Data items
------------------------------

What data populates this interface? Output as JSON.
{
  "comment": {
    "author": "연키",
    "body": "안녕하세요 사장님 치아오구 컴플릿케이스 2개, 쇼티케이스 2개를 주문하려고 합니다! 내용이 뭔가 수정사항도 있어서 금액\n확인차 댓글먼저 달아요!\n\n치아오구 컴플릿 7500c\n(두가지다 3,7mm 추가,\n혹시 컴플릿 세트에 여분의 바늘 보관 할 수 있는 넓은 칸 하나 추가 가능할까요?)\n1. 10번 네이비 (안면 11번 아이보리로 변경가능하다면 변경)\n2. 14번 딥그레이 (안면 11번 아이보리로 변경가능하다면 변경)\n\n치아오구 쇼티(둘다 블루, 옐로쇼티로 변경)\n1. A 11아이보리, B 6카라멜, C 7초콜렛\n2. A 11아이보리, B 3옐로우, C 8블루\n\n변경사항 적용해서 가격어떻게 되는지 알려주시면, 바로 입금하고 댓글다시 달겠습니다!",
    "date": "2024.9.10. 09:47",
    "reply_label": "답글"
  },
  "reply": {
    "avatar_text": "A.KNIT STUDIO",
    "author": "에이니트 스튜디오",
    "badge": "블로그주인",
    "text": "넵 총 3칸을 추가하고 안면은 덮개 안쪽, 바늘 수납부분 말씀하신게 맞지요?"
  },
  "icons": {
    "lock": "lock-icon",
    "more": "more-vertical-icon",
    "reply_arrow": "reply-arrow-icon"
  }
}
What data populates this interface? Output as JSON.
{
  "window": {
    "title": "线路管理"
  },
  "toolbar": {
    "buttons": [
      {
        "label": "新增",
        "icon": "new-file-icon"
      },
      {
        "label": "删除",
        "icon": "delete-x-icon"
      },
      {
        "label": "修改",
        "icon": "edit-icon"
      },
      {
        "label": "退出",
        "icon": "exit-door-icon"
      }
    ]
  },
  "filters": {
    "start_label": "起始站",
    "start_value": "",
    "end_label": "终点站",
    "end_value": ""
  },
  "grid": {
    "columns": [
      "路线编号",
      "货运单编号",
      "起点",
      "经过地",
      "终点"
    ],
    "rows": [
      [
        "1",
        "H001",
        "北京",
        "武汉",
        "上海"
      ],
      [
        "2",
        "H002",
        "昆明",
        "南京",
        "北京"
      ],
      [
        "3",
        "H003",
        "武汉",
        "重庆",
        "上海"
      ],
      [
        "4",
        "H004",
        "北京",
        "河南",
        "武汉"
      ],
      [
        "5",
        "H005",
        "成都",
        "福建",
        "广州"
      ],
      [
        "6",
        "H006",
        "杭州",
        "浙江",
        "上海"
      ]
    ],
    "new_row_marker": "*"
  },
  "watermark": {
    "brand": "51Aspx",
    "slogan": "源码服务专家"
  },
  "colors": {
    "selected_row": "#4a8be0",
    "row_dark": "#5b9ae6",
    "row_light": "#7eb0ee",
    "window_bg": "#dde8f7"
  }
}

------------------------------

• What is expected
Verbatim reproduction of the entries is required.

• Answer to this task
What data populates this interface? Output as JSON.
{
  "comment": {
    "author": "연키",
    "body": "안녕하세요 사장님 치아오구 컴플릿케이스 2개, 쇼티케이스 2개를 주문하려고 합니다! 내용이 뭔가 수정사항도 있어서 금액\n확인차 댓글먼저 달아요!\n\n치아오구 컴플릿 7500c\n(두가지다 3,7mm 추가,\n혹시 컴플릿 세트에 여분의 바늘 보관 할 수 있는 넓은 칸 하나 추가 가능할까요?)\n1. 10번 네이비 (안면 11번 아이보리로 변경가능하다면 변경)\n2. 14번 딥그레이 (안면 11번 아이보리로 변경가능하다면 변경)\n\n치아오구 쇼티(둘다 블루, 옐로쇼티로 변경)\n1. A 11아이보리, B 6카라멜, C 7초콜렛\n2. A 11아이보리, B 3옐로우, C 8블루\n\n변경사항 적용해서 가격어떻게 되는지 알려주시면, 바로 입금하고 댓글다시 달겠습니다!",
    "date": "2024.9.10. 09:47",
    "reply_label": "답글"
  },
  "reply": {
    "avatar_text": "A.KNIT STUDIO",
    "author": "에이니트 스튜디오",
    "badge": "블로그주인",
    "text": "넵 총 3칸을 추가하고 안면은 덮개 안쪽, 바늘 수납부분 말씀하신게 맞지요?"
  },
  "icons": {
    "lock": "lock-icon",
    "more": "more-vertical-icon",
    "reply_arrow": "reply-arrow-icon"
  }
}
What data populates this interface? Output as JSON.
{
  "window": {
    "title": "线路管理"
  },
  "toolbar": {
    "buttons": [
      {
        "label": "新增",
        "icon": "new-file-icon"
      },
      {
        "label": "删除",
        "icon": "delete-x-icon"
      },
      {
        "label": "修改",
        "icon": "edit-icon"
      },
      {
        "label": "退出",
        "icon": "exit-door-icon"
      }
    ]
  },
  "filters": {
    "start_label": "起始站",
    "start_value": "",
    "end_label": "终点站",
    "end_value": ""
  },
  "grid": {
    "columns": [
      "路线编号",
      "货运单编号",
      "起点",
      "经过地",
      "终点"
    ],
    "rows": [
      [
        "1",
        "H001",
        "北京",
        "武汉",
        "上海"
      ],
      [
        "2",
        "H002",
        "昆明",
        "南京",
        "北京"
      ],
      [
        "3",
        "H003",
        "武汉",
        "重庆",
        "上海"
      ],
      [
        "4",
        "H004",
        "北京",
        "河南",
        "武汉"
      ],
      [
        "5",
        "H005",
        "成都",
        "福建",
        "广州"
      ],
      [
        "6",
        "H006",
        "杭州",
        "浙江",
        "上海"
      ]
    ],
    "new_row_marker": "*"
  },
  "watermark": {
    "brand": "51Aspx",
    "slogan": "源码服务专家"
  },
  "colors": {
    "selected_row": "#4a8be0",
    "row_dark": "#5b9ae6",
    "row_light": "#7eb0ee",
    "window_bg": "#dde8f7"
  }
}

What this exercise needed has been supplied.